# TASK PROMPT:
Which lines below hold the word "meta"? Copy all of them.

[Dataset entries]
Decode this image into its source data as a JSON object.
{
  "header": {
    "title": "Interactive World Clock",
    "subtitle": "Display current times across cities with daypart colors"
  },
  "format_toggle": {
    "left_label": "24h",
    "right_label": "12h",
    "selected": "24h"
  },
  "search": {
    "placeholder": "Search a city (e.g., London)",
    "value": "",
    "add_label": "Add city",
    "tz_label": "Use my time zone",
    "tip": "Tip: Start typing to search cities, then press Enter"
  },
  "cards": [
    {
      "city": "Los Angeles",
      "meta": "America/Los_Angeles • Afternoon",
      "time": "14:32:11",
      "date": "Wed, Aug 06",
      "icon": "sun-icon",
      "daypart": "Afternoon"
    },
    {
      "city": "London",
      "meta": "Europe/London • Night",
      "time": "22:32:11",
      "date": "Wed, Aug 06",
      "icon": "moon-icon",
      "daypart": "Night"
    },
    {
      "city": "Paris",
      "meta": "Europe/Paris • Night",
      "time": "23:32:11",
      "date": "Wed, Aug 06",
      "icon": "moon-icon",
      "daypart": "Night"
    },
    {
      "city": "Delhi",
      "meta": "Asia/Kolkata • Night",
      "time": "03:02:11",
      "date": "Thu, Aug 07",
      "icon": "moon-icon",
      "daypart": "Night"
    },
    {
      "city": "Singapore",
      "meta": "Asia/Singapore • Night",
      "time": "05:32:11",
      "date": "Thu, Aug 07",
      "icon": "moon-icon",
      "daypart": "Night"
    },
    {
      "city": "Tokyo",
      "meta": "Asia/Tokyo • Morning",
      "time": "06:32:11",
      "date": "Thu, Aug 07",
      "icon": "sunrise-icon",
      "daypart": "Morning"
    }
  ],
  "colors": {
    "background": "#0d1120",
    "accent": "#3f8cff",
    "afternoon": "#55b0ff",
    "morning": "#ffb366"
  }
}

# TASK RESULT:
      "meta": "America/Los_Angeles • Afternoon",
      "meta": "Europe/London • Night",
      "meta": "Europe/Paris • Night",
      "meta": "Asia/Kolkata • Night",
      "meta": "Asia/Singapore • Night",
      "meta": "Asia/Tokyo • Morning",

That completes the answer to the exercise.